Mines and Energy Minister, Obeth Kandjoze, has revealed that France and India have expressed interest in developing Namibia’s uranium resources.
This comes after the Windhoek Observer reported in recent weeks that China and Russia are interested in setting up or helping Namibia set up nuclear power plants in the country.
“Primarily, the two countries (China and Russia) have expressed interest in accessing uranium resources, with India and France joining the list of interested countries as well. The interest is varied and the prime interest remains access to uranium and uranium products,” Kandjoze told the Windhoek Observer this week.
He said nuclear energy and its related technologies and associated benefits remain a real option given the abundant supply of uranium in the country as well as Namibia’s efforts at industrialisation and self-sufficiency in terms of power supply.
“All of this should remain options for consideration,” the minister said.
Last week, Russia’s Deputy Prime Minister, Yury Trutnev, encouraged Namibia to build nuclear plants to meet its electricity needs.
He wondered why Namibia imports 60 percent of its electricity needs when it has capacity to build nuclear plants given its abundant uranium deposits.

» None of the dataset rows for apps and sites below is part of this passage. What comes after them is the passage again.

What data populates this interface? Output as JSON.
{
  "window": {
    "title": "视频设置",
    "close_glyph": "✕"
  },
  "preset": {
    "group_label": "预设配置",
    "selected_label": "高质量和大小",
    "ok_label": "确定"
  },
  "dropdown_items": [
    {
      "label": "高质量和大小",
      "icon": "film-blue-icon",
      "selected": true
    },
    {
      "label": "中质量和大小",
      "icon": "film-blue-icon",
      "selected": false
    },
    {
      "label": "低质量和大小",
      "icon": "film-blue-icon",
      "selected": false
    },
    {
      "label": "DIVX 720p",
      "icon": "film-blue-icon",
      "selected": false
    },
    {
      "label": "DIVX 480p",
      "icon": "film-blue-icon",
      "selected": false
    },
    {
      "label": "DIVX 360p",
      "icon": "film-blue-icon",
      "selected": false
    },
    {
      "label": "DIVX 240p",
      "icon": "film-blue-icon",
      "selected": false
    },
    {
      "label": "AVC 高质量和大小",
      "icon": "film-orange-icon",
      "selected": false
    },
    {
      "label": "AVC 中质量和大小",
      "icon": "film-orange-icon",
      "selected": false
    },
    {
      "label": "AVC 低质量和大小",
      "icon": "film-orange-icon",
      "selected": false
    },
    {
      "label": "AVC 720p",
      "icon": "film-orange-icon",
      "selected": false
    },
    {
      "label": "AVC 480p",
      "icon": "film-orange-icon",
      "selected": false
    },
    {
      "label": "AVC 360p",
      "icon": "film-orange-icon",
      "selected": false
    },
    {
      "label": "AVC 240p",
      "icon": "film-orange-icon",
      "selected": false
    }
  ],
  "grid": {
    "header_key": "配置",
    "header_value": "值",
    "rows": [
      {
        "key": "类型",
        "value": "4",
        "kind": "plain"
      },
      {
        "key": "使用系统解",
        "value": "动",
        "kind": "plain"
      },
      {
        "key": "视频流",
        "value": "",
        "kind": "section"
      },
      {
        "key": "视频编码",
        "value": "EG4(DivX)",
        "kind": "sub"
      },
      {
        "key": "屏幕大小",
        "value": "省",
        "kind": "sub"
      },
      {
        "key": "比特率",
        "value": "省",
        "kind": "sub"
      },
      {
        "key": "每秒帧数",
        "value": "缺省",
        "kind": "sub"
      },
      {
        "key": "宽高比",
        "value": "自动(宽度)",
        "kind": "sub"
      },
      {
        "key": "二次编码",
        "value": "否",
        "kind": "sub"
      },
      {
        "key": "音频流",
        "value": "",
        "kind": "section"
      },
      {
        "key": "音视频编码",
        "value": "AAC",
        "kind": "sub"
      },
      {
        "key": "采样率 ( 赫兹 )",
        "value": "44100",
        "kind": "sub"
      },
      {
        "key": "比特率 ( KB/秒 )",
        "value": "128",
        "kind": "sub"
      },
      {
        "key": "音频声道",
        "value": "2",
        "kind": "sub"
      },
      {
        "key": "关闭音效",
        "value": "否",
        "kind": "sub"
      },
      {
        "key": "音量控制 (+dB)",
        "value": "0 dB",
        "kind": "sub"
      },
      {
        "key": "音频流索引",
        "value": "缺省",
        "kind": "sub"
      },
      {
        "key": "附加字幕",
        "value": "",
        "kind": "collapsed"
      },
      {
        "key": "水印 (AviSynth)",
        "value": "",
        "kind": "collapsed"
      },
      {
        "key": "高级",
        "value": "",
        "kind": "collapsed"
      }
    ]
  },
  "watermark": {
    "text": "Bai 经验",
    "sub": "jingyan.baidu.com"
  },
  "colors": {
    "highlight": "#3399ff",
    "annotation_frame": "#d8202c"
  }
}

In April, Swakop Uranium, the owner of the N$20 billion Husab uranium mine in the Erongo region, said it had submitted a proposal to the Ministry of Mines and Energy to set up a nuclear power plant in Namibia.
The Windhoek Observer’s story on foreign interest in possible Namibian nuclear plant industry drew mixed responses on social media.
One reader said the negative perception that nuclear energy is dangerous, is created by people who don’t want others to develop.
“It is the same with the concept of climate change and sustainable development. These are unfair concepts to us developing countries. A country like Namibia will never come to the level of Japan or Korea or Singapore while using renewable energy. This is not going to happen, I guarantee.”
Another reader, Franz Uirab, said, “We have the uranium. We have land where no one dares to stay- the desert. Build it!! Else don’t export our uranium because we will need it one day for electricity.”
Pieterus Weyulu Nghidengwa said most sceptics on nuclear plants don’t have enough facts about the energy.
“Truth is most of these tree huggers don’t know anything about nuclear energy or radiation apart from skewed memory of Chernobyl and recently the Fukushima Daiichi incident. We need to go nuclear for energy sustainability and development; the technology has been around for years and is safe,” he said.
However, one reader said considering nuclear power is utter madness, while encouraging the authorities to consider geothermal power.
“The rest of the world is closing their nuclear power stations, because of the dangers involved and the extensive, irreversible damage that they can do,” Peter Dirks said.
Government recently lifted the moratorium on uranium exploration after a 10-year ban, resulting in a number of companies expressing interest to explore for uranium in the country.
Kandjoze said although interest has grown since the ban was lifted, subdued uranium prices remain a hindrance to an aggressive uptake.